Major RPA use cases
Bank reconciliation: Faults in bank reconciliation can lead to fraud. “ICICI Bank has acted in this regard. The bank is using RPA to reduce manual reconciliation and at times completely eliminate it. We have been using RPA over and above an automatic reconciliation team in the operations department. We use RPA to further bring down the false matches, which are coming in,” informs Sanghai.
Form 15G / 15H : Software robotics has been deployed to perform end to end process involving resolution of queries related to Form 15G / 15H. This form is a self-declaration form submitted by an individual for non-deduction of tax on interest income. There are lakhs of such forms that are processed annually in Q1 of the financial year. The activity would take around three days, but with software robotics, the turn-around-time has reduced from three days to same day closure with 100 per cent accuracy.
ATM query resolution: This is the process of handling ICICI Bank customer queries who have encountered unsuccessful cash withdrawal while using an ICICI Bank ATM. Earlier, the turn-around-time for resolving such queries was seven days. Now, with software robotics, the resolution time has come down to four working hours.

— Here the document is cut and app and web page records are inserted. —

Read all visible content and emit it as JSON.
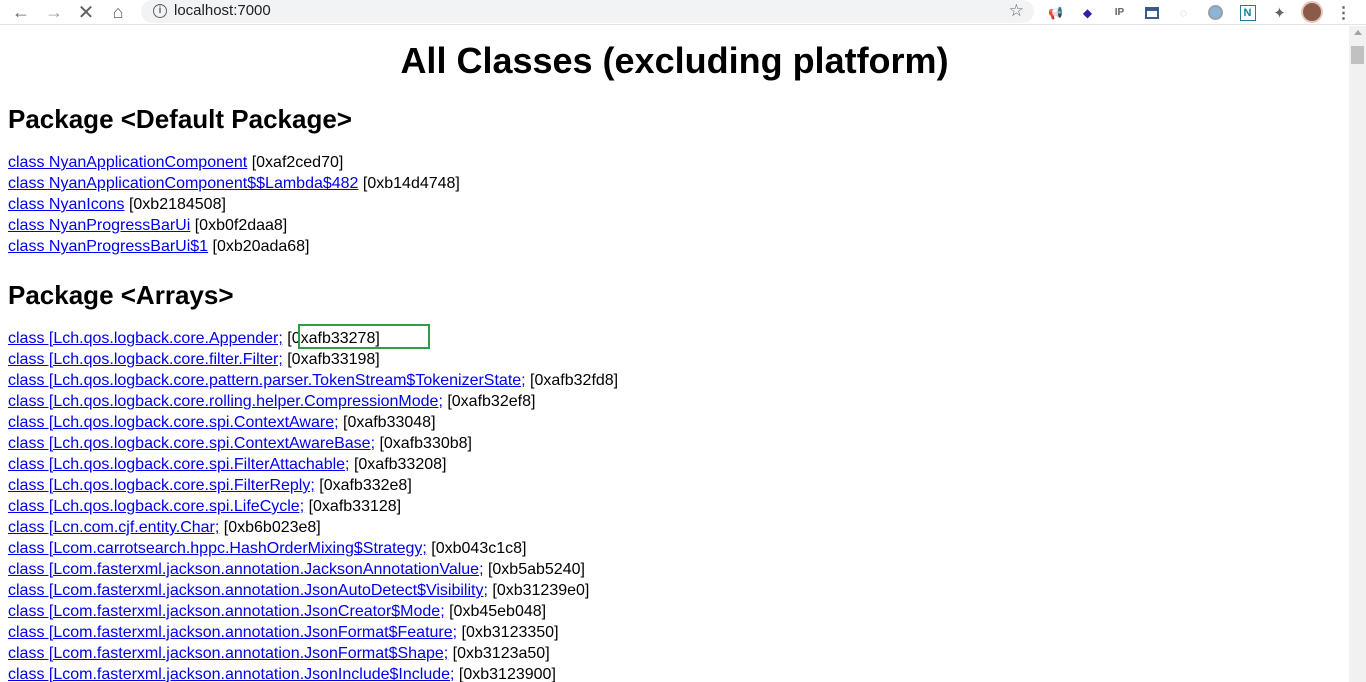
{
  "browser": {
    "url": "localhost:7000",
    "info_icon": "info-icon",
    "back_icon": "back-arrow-icon",
    "forward_icon": "forward-arrow-icon",
    "stop_icon": "stop-loading-icon",
    "home_icon": "home-icon",
    "bookmark_icon": "star-icon",
    "extensions": [
      "megaphone-icon",
      "diamond-icon",
      "ip-icon",
      "window-icon",
      "circle-loading-icon",
      "circle-grey-icon",
      "notion-n-icon",
      "puzzle-icon",
      "avatar",
      "menu-dots-icon"
    ]
  },
  "page": {
    "title": "All Classes (excluding platform)",
    "packages": [
      {
        "heading": "Package <Default Package>",
        "classes": [
          {
            "link": "class NyanApplicationComponent",
            "addr": " [0xaf2ced70]"
          },
          {
            "link": "class NyanApplicationComponent$$Lambda$482",
            "addr": " [0xb14d4748]"
          },
          {
            "link": "class NyanIcons",
            "addr": " [0xb2184508]"
          },
          {
            "link": "class NyanProgressBarUi",
            "addr": " [0xb0f2daa8]"
          },
          {
            "link": "class NyanProgressBarUi$1",
            "addr": " [0xb20ada68]"
          }
        ]
      },
      {
        "heading": "Package <Arrays>",
        "classes": [
          {
            "link": "class [Lch.qos.logback.core.Appender;",
            "addr": " [0xafb33278]"
          },
          {
            "link": "class [Lch.qos.logback.core.filter.Filter;",
            "addr": " [0xafb33198]"
          },
          {
            "link": "class [Lch.qos.logback.core.pattern.parser.TokenStream$TokenizerState;",
            "addr": " [0xafb32fd8]"
          },
          {
            "link": "class [Lch.qos.logback.core.rolling.helper.CompressionMode;",
            "addr": " [0xafb32ef8]"
          },
          {
            "link": "class [Lch.qos.logback.core.spi.ContextAware;",
            "addr": " [0xafb33048]"
          },
          {
            "link": "class [Lch.qos.logback.core.spi.ContextAwareBase;",
            "addr": " [0xafb330b8]"
          },
          {
            "link": "class [Lch.qos.logback.core.spi.FilterAttachable;",
            "addr": " [0xafb33208]"
          },
          {
            "link": "class [Lch.qos.logback.core.spi.FilterReply;",
            "addr": " [0xafb332e8]"
          },
          {
            "link": "class [Lch.qos.logback.core.spi.LifeCycle;",
            "addr": " [0xafb33128]"
          },
          {
            "link": "class [Lcn.com.cjf.entity.Char;",
            "addr": " [0xb6b023e8]"
          },
          {
            "link": "class [Lcom.carrotsearch.hppc.HashOrderMixing$Strategy;",
            "addr": " [0xb043c1c8]"
          },
          {
            "link": "class [Lcom.fasterxml.jackson.annotation.JacksonAnnotationValue;",
            "addr": " [0xb5ab5240]"
          },
          {
            "link": "class [Lcom.fasterxml.jackson.annotation.JsonAutoDetect$Visibility;",
            "addr": " [0xb31239e0]"
          },
          {
            "link": "class [Lcom.fasterxml.jackson.annotation.JsonCreator$Mode;",
            "addr": " [0xb45eb048]"
          },
          {
            "link": "class [Lcom.fasterxml.jackson.annotation.JsonFormat$Feature;",
            "addr": " [0xb3123350]"
          },
          {
            "link": "class [Lcom.fasterxml.jackson.annotation.JsonFormat$Shape;",
            "addr": " [0xb3123a50]"
          },
          {
            "link": "class [Lcom.fasterxml.jackson.annotation.JsonInclude$Include;",
            "addr": " [0xb3123900]"
          }
        ]
      }
    ]
  },
  "colors": {
    "link": "#0000ee",
    "highlight": "#2e9e4a"
  }
}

Similarly, there are significant time efficiencies that have taken place for many business processes like, mobile number updation for internet banking alerts, ECS presentation for loan repayments, Aadhaar details validation importer-exporter code validations, debit card re-issuance to name a few among many others.
“We have a process which involves fetching vehicle registration details field by field from the central motor registration repository (Vahan) and updating manually in our core system. Each record in a manual process used to take 10 minutes. With the deployment of Software Robotics, the same activity is being performed in less than a minute,” states Balaji.
The automation team at ICICI Bank has 60 developers (30-35 fulltime with the bank and the rest are at vendor locations), who work on RPA and other kinds of automation like bots, AI, ML and physical bots. The same set of developers work on RPA for across functions like treasury, trade, retail, corporate, international operations, etc. Apart from developers, there are product, process experts, business analysts and a testing team.
The testing cycle involves, IT, users (customers and employees), security testing done through a change management software. The RPA is put into production only after it passes through these cycles.
The bank is working with 6-7 vendors for RPA. “We work on two models. Firstly, the development is given out to the vendor and secondly, the operations and the technology team work together,” says Sanghai. There are four levels of automation operational at ICICI Bank: RPA, bots, AI and ML and physical bots. “RPA is handled by three-four teams working under the operations team and one team under IT,” mentions Balaji. Technology and the operations team has graduated to a level where the IT team provides the front end access and the operations team has the people with the required skill sets to run the automation on their own without any help from IT.
Future roadmap and learnings
ICICI Bank is moving into more complex automation, which is RPA + OCR + AI, ML. “It involves, going through multiple processes, picking data through OCR, running AI, ML on it and also validating the same data and updating an altogether different system,” says Sanghai.
Companies should ultimately go for a services based architecture. Moving towards an end to end automated platform, which eliminates RPA over a period of time.
If you have an interesting article / experience / case study to share, please get in touch with us at [email protected]